* **DATA EXTRACTS**
....
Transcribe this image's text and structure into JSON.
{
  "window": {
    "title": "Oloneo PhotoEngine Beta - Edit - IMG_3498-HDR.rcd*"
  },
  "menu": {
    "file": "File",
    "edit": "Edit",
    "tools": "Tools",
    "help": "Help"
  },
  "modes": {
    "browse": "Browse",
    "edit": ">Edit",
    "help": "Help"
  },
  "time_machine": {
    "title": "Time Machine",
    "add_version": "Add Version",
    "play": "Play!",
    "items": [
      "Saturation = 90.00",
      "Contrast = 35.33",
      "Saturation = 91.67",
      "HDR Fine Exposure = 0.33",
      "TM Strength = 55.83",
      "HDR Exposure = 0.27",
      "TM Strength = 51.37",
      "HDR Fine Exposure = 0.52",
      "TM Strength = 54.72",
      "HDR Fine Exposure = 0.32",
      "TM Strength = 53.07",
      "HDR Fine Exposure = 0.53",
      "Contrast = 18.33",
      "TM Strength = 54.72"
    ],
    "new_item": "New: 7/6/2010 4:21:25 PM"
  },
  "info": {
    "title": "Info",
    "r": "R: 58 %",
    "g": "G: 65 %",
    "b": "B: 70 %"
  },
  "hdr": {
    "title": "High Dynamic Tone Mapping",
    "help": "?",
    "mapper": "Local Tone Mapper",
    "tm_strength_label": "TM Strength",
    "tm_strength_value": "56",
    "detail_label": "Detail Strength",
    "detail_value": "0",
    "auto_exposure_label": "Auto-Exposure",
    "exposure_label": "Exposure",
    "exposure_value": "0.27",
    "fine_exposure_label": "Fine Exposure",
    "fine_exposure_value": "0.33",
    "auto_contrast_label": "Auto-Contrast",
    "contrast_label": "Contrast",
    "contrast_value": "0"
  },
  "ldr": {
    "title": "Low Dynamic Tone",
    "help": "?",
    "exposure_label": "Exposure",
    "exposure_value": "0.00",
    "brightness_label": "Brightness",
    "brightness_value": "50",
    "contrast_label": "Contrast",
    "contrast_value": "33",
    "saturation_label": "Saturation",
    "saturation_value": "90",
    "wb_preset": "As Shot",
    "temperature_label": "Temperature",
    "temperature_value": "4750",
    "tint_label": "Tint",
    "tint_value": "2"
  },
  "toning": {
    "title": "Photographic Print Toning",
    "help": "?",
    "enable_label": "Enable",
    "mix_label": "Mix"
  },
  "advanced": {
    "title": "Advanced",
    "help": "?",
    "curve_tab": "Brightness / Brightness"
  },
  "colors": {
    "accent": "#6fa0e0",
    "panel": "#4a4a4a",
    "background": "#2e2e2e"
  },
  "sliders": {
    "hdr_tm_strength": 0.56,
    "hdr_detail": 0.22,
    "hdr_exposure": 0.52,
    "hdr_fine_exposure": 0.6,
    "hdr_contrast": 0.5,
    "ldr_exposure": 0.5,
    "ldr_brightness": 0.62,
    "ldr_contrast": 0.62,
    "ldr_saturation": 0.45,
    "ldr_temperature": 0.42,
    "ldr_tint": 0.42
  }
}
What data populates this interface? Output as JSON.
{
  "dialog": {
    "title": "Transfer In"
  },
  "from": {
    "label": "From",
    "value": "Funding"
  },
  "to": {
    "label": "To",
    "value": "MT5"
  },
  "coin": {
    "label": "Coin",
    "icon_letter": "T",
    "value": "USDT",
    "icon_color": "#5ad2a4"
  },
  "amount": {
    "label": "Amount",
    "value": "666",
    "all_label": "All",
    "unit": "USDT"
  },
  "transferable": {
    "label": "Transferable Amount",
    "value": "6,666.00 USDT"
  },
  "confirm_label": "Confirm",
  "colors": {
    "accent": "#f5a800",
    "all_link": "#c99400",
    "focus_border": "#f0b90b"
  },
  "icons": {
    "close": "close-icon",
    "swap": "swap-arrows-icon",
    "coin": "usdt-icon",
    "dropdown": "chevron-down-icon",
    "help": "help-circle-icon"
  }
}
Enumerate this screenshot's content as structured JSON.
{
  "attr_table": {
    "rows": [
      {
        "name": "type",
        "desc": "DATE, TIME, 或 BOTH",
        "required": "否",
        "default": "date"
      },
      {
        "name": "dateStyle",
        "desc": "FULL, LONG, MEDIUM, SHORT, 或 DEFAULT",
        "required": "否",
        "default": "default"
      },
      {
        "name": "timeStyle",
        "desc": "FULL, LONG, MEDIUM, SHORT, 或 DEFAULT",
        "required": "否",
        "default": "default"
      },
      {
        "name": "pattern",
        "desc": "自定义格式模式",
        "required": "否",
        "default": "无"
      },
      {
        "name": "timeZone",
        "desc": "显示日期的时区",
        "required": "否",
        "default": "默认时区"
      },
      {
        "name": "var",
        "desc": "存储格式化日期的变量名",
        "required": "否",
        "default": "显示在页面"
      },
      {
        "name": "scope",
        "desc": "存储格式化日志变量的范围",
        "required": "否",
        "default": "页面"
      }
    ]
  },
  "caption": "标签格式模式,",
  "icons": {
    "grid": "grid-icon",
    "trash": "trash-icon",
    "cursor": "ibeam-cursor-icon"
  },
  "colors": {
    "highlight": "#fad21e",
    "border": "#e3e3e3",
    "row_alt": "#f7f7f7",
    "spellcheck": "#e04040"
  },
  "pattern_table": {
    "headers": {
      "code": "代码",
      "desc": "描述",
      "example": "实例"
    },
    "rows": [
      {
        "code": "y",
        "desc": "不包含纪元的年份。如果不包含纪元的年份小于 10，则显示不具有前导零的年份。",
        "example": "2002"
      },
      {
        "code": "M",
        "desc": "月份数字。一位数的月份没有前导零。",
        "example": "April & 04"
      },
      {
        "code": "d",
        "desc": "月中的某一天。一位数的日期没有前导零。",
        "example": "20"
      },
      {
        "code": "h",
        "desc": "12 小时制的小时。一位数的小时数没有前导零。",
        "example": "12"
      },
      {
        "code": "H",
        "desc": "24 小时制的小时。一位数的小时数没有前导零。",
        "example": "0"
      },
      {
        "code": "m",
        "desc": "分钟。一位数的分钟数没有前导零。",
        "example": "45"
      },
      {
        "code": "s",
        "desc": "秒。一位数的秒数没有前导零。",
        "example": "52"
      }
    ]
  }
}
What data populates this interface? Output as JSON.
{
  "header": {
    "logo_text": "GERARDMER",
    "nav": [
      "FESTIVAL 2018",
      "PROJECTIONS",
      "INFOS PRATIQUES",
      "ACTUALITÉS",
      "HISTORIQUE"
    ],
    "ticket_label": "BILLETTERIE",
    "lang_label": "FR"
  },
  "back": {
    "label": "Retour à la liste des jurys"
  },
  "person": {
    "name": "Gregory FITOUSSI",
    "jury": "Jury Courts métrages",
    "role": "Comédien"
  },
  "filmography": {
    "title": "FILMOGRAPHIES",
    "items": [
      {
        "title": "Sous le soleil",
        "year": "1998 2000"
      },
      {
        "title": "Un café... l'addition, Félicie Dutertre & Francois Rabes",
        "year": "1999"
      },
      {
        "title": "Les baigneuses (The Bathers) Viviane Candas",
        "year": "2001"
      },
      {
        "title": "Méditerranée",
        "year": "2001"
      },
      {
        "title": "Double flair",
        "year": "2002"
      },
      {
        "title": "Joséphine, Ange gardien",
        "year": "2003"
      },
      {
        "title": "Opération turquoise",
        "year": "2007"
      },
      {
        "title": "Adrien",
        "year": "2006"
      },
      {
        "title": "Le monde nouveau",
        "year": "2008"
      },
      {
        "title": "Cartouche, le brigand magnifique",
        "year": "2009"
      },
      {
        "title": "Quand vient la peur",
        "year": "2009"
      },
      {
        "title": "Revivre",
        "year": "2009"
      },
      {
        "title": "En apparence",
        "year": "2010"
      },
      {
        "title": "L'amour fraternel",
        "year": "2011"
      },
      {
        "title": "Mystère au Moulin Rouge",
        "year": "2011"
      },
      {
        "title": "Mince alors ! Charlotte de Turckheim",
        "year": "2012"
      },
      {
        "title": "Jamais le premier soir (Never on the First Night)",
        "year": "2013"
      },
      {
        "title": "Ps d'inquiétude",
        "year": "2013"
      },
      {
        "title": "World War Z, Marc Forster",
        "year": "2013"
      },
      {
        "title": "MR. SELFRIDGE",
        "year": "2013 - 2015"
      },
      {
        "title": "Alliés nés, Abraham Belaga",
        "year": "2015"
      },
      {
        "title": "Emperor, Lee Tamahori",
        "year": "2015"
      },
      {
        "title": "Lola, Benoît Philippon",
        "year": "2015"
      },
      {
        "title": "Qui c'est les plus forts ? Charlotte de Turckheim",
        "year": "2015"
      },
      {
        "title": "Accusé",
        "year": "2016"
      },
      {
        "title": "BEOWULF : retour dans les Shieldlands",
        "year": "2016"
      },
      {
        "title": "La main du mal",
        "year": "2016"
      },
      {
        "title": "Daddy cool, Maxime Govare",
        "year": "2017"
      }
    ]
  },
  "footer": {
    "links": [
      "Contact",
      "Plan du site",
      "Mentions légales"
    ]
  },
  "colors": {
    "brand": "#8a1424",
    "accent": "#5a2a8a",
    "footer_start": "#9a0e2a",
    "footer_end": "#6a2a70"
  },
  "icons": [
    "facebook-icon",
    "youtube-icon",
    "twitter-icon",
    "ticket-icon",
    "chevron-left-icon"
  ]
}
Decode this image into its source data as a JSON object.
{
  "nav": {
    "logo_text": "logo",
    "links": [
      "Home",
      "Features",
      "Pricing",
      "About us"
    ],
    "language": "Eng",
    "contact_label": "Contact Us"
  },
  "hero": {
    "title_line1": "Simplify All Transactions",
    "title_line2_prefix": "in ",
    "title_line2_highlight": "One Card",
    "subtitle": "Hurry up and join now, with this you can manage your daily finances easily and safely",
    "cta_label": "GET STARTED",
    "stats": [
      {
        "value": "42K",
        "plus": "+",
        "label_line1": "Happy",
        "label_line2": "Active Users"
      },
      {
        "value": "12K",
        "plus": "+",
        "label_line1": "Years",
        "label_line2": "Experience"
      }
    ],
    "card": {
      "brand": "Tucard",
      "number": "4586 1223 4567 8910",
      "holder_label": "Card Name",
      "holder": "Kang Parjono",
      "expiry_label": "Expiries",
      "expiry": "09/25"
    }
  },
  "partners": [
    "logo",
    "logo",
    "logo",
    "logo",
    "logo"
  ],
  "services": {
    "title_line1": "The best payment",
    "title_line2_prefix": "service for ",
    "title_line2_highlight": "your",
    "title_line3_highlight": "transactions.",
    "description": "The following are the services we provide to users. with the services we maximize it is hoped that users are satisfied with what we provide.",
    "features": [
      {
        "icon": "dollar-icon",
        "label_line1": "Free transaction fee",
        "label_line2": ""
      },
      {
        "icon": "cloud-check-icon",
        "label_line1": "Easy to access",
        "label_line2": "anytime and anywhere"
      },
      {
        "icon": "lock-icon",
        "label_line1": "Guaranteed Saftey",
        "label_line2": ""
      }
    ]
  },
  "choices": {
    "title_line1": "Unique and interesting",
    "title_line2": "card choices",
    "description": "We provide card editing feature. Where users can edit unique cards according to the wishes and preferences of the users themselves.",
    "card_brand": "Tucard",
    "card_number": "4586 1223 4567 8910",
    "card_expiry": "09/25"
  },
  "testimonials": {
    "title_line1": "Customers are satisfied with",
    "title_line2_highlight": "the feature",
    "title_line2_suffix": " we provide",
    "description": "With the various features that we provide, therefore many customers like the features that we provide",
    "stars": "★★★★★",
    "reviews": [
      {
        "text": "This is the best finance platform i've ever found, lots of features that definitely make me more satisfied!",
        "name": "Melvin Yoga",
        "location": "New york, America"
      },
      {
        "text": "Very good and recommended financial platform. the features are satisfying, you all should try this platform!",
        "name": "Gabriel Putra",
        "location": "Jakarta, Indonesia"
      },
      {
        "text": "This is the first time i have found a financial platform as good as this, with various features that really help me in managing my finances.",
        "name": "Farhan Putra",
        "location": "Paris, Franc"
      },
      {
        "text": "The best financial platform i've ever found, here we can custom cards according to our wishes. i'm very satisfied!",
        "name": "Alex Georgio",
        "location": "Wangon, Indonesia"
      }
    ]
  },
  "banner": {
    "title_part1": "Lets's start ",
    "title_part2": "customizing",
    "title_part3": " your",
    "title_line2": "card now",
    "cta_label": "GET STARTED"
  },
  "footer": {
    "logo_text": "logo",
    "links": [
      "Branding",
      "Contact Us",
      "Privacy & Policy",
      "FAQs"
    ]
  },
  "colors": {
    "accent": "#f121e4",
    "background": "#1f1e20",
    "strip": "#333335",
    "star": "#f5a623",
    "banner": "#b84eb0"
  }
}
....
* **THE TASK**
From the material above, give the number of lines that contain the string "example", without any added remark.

* **EXERCISE SOLUTION**
8